Finally, several miles up the brook from it’s intersection with the notch, massive ledges appeared ahead of us. We came to stop upon the ledge of an overhanging cliff, looking down on what we would later call Lower Davis Brook Falls. A great sluice of water arced down a big slab of rock before plunging into a pool below us, carving a cave of sorts beneath the cliff. It was quite a sight, and reminded me a bit of Ripley Falls, further up the notch. We took turns posing below the cliff next to the base of the falls.
Down at the base, the waterfall was a beautiful spot to sit and have a lunch.
Far up above the falls, we could make out a wall of white behind the trees. It took a while to figure out a way up, but we eventually did. Hanging onto trees and pulling ourselves up the boulder-strewn, near-vertical slope, we attained the top of the falls only to find the massive “Upper Falls” before us. It was an awesome sight – a wide plume of water dropping down a near-vertical cliff. While not as tall as Arethusa, it was certainly a worthy foe!

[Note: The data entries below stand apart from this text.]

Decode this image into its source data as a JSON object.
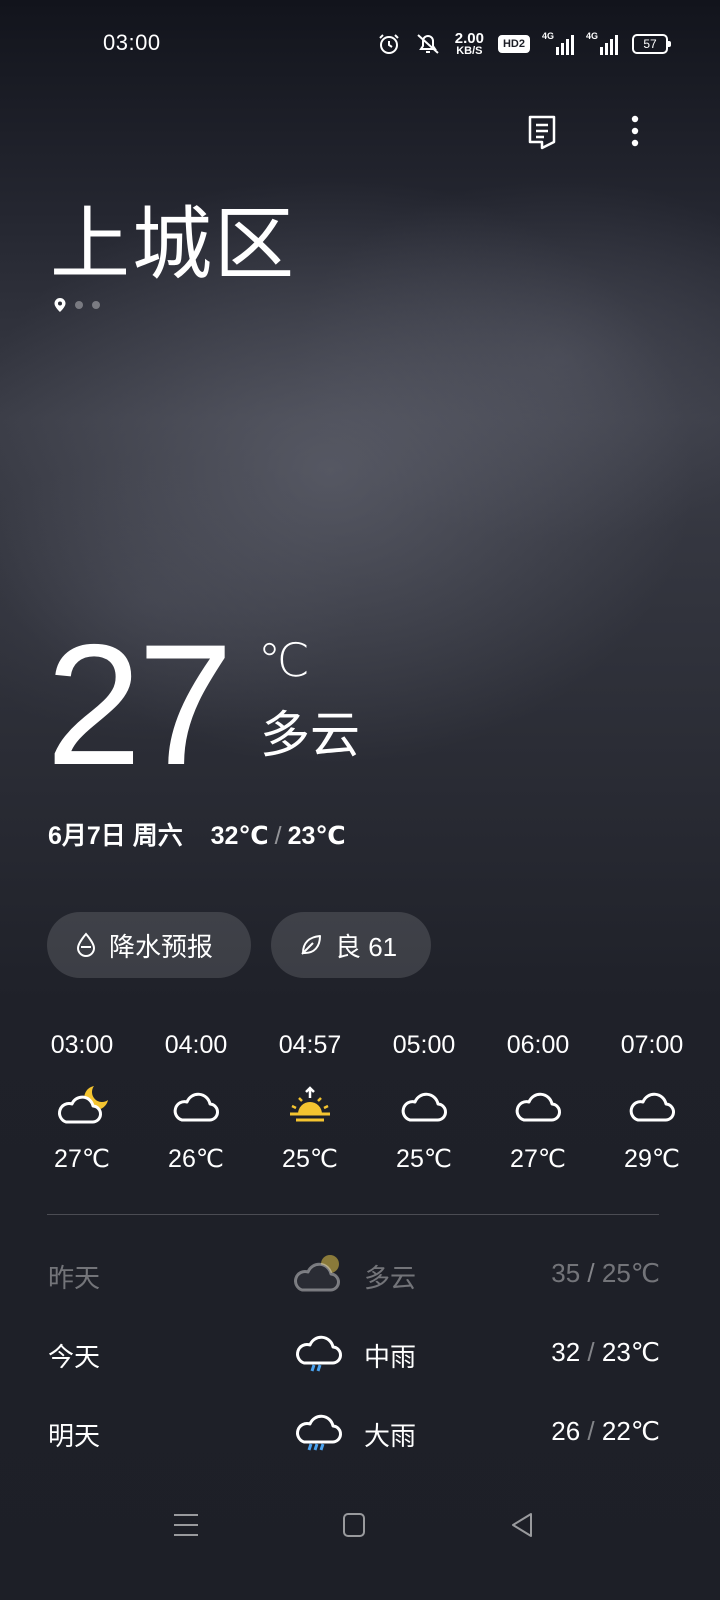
{
  "status_bar": {
    "time": "03:00",
    "speed_value": "2.00",
    "speed_unit": "KB/S",
    "hd_label": "HD2",
    "sim1_label": "4G",
    "sim2_label": "4G",
    "battery": "57",
    "icons": [
      "alarm-icon",
      "mute-icon",
      "speed",
      "hd-icon",
      "signal-icon",
      "signal-icon",
      "battery-icon"
    ]
  },
  "header": {
    "actions": [
      "report-icon",
      "more-icon"
    ]
  },
  "location": {
    "city": "上城区",
    "page_count": 3,
    "current_page": 1
  },
  "current": {
    "temp": "27",
    "unit": "℃",
    "condition": "多云",
    "date": "6月7日 周六",
    "high": "32℃",
    "sep": "/",
    "low": "23℃"
  },
  "chips": {
    "rain": {
      "label": "降水预报",
      "icon": "raindrop-icon"
    },
    "aqi": {
      "label": "良 61",
      "icon": "leaf-icon"
    }
  },
  "hourly": [
    {
      "time": "03:00",
      "icon": "cloud-moon-icon",
      "temp": "27℃"
    },
    {
      "time": "04:00",
      "icon": "cloud-icon",
      "temp": "26℃"
    },
    {
      "time": "04:57",
      "icon": "sunrise-icon",
      "temp": "25℃"
    },
    {
      "time": "05:00",
      "icon": "cloud-icon",
      "temp": "25℃"
    },
    {
      "time": "06:00",
      "icon": "cloud-icon",
      "temp": "27℃"
    },
    {
      "time": "07:00",
      "icon": "cloud-icon",
      "temp": "29℃"
    }
  ],
  "daily": [
    {
      "name": "昨天",
      "icon": "cloud-sun-icon",
      "condition": "多云",
      "high": "35",
      "sep": "/",
      "low": "25℃"
    },
    {
      "name": "今天",
      "icon": "rain-cloud-icon",
      "condition": "中雨",
      "high": "32",
      "sep": "/",
      "low": "23℃"
    },
    {
      "name": "明天",
      "icon": "heavy-rain-icon",
      "condition": "大雨",
      "high": "26",
      "sep": "/",
      "low": "22℃"
    }
  ],
  "colors": {
    "background_top": "#12141c",
    "background_bottom": "#1d1f27",
    "sun_yellow": "#f4c430",
    "rain_blue": "#4aa3f0"
  }
}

Separating us from the pool below was a thin ledge and an 8-foot drop onto the top of the sluice which swirled straight down the Lower Falls. We hung onto trees and lowered ourselves carefully down to the pool. Above us, the massive waterfall showed no means of allowing us to go further; the walls of the ravine closed in around the cliff face, creating an amphitheater of sorts. While climbing along the sides may have been possible, the overhanging boulders and loose moss made that choice seem somewhat unnerving to consider!
We had quite a celebration for our discovery, and all too soon it was time to go. We retraced our steps back out of the ravine.

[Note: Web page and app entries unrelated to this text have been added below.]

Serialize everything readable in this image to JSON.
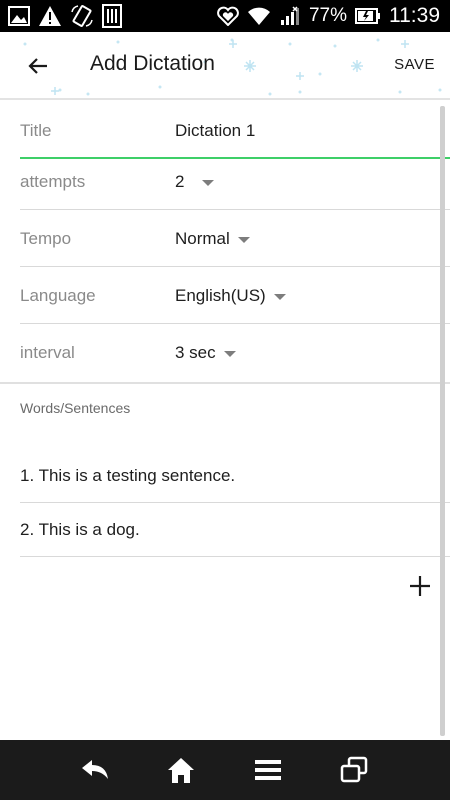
{
  "status_bar": {
    "battery_text": "77%",
    "time": "11:39",
    "icons": [
      "image-icon",
      "warning-icon",
      "rotate-icon",
      "sim-icon",
      "heart-status-icon",
      "wifi-icon",
      "signal-icon",
      "battery-icon"
    ]
  },
  "app_bar": {
    "title": "Add Dictation",
    "save_label": "SAVE"
  },
  "form": {
    "title": {
      "label": "Title",
      "value": "Dictation 1"
    },
    "attempts": {
      "label": "attempts",
      "value": "2"
    },
    "tempo": {
      "label": "Tempo",
      "value": "Normal"
    },
    "language": {
      "label": "Language",
      "value": "English(US)"
    },
    "interval": {
      "label": "interval",
      "value": "3 sec"
    }
  },
  "words": {
    "section_label": "Words/Sentences",
    "items": [
      "1. This is a testing sentence.",
      "2. This is a dog."
    ]
  },
  "colors": {
    "accent_underline": "#3ecf68",
    "status_bar_bg": "#000000",
    "nav_bar_bg": "#1b1b1b"
  },
  "nav_bar": {
    "icons": [
      "back-icon",
      "home-icon",
      "menu-icon",
      "recent-apps-icon"
    ]
  }
}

Why has such a beautiful spot not been recorded in guides, history, or literature of any sort? Perhaps it is because such a feature only appeals to a very few, and as such is not important enough to warrant any further question. Perhaps it has been visited many a time, yet those visits have gone unrecorded or lost over time.

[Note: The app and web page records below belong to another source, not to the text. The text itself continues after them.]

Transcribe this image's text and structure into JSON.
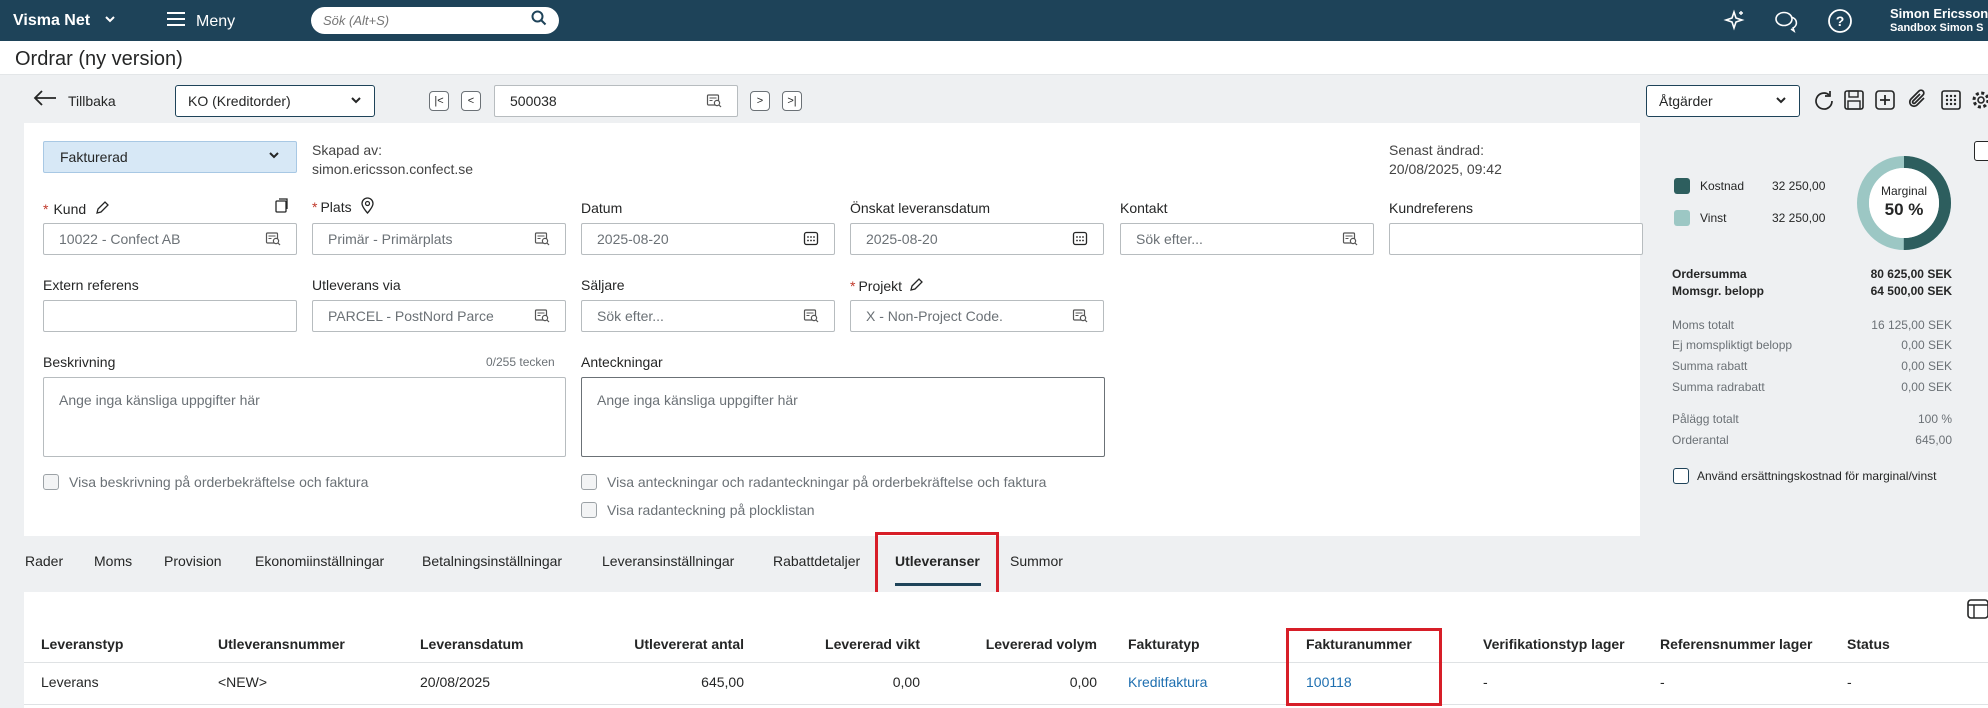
{
  "topbar": {
    "brand": "Visma Net",
    "menu_label": "Meny",
    "search_placeholder": "Sök (Alt+S)",
    "user_name": "Simon Ericsson",
    "user_company": "Sandbox Simon S"
  },
  "page": {
    "title": "Ordrar (ny version)"
  },
  "toolbar": {
    "back_label": "Tillbaka",
    "order_type": "KO (Kreditorder)",
    "order_number": "500038",
    "actions_label": "Åtgärder"
  },
  "header": {
    "status": "Fakturerad",
    "created_by_label": "Skapad av:",
    "created_by_value": "simon.ericsson.confect.se",
    "last_changed_label": "Senast ändrad:",
    "last_changed_value": "20/08/2025, 09:42"
  },
  "fields": {
    "customer_label": "Kund",
    "customer_value": "10022 - Confect AB",
    "location_label": "Plats",
    "location_value": "Primär - Primärplats",
    "date_label": "Datum",
    "date_value": "2025-08-20",
    "requested_date_label": "Önskat leveransdatum",
    "requested_date_value": "2025-08-20",
    "contact_label": "Kontakt",
    "contact_placeholder": "Sök efter...",
    "customer_ref_label": "Kundreferens",
    "external_ref_label": "Extern referens",
    "ship_via_label": "Utleverans via",
    "ship_via_value": "PARCEL - PostNord Parce",
    "salesperson_label": "Säljare",
    "salesperson_placeholder": "Sök efter...",
    "project_label": "Projekt",
    "project_value": "X - Non-Project Code.",
    "description_label": "Beskrivning",
    "description_counter": "0/255 tecken",
    "description_placeholder": "Ange inga känsliga uppgifter här",
    "notes_label": "Anteckningar",
    "notes_placeholder": "Ange inga känsliga uppgifter här",
    "chk_show_description": "Visa beskrivning på orderbekräftelse och faktura",
    "chk_show_notes": "Visa anteckningar och radanteckningar på orderbekräftelse och faktura",
    "chk_show_line_notes": "Visa radanteckning på plocklistan"
  },
  "summary": {
    "cost_label": "Kostnad",
    "cost_value": "32 250,00",
    "profit_label": "Vinst",
    "profit_value": "32 250,00",
    "margin_label": "Marginal",
    "margin_value": "50 %",
    "margin_fraction": 0.5,
    "order_total_label": "Ordersumma",
    "order_total_value": "80 625,00 SEK",
    "vat_taxable_label": "Momsgr. belopp",
    "vat_taxable_value": "64 500,00 SEK",
    "vat_total_label": "Moms totalt",
    "vat_total_value": "16 125,00 SEK",
    "vat_exempt_label": "Ej momspliktigt belopp",
    "vat_exempt_value": "0,00 SEK",
    "discount_label": "Summa rabatt",
    "discount_value": "0,00 SEK",
    "line_discount_label": "Summa radrabatt",
    "line_discount_value": "0,00 SEK",
    "markup_label": "Pålägg totalt",
    "markup_value": "100 %",
    "order_qty_label": "Orderantal",
    "order_qty_value": "645,00",
    "replacement_cost_label": "Använd ersättningskostnad för marginal/vinst"
  },
  "tabs": [
    "Rader",
    "Moms",
    "Provision",
    "Ekonomiinställningar",
    "Betalningsinställningar",
    "Leveransinställningar",
    "Rabattdetaljer",
    "Utleveranser",
    "Summor"
  ],
  "table": {
    "columns": [
      "Leveranstyp",
      "Utleveransnummer",
      "Leveransdatum",
      "Utlevererat antal",
      "Levererad vikt",
      "Levererad volym",
      "Fakturatyp",
      "Fakturanummer",
      "Verifikationstyp lager",
      "Referensnummer lager",
      "Status"
    ],
    "rows": [
      [
        "Leverans",
        "<NEW>",
        "20/08/2025",
        "645,00",
        "0,00",
        "0,00",
        "Kreditfaktura",
        "100118",
        "-",
        "-",
        "-"
      ]
    ]
  },
  "colors": {
    "topbar": "#1e4359",
    "cost_swatch": "#2d5e5e",
    "profit_swatch": "#9cc7c4",
    "highlight": "#d71e28"
  }
}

Whatever the reason, I feel a significant excitement to confirm a long-standing rumor that I first read about in the Bolnick’s fine Waterfall book over a decade ago. There are indeed some beautiful spots still hidden in the woods. Davis Brook Falls is one of the better ones.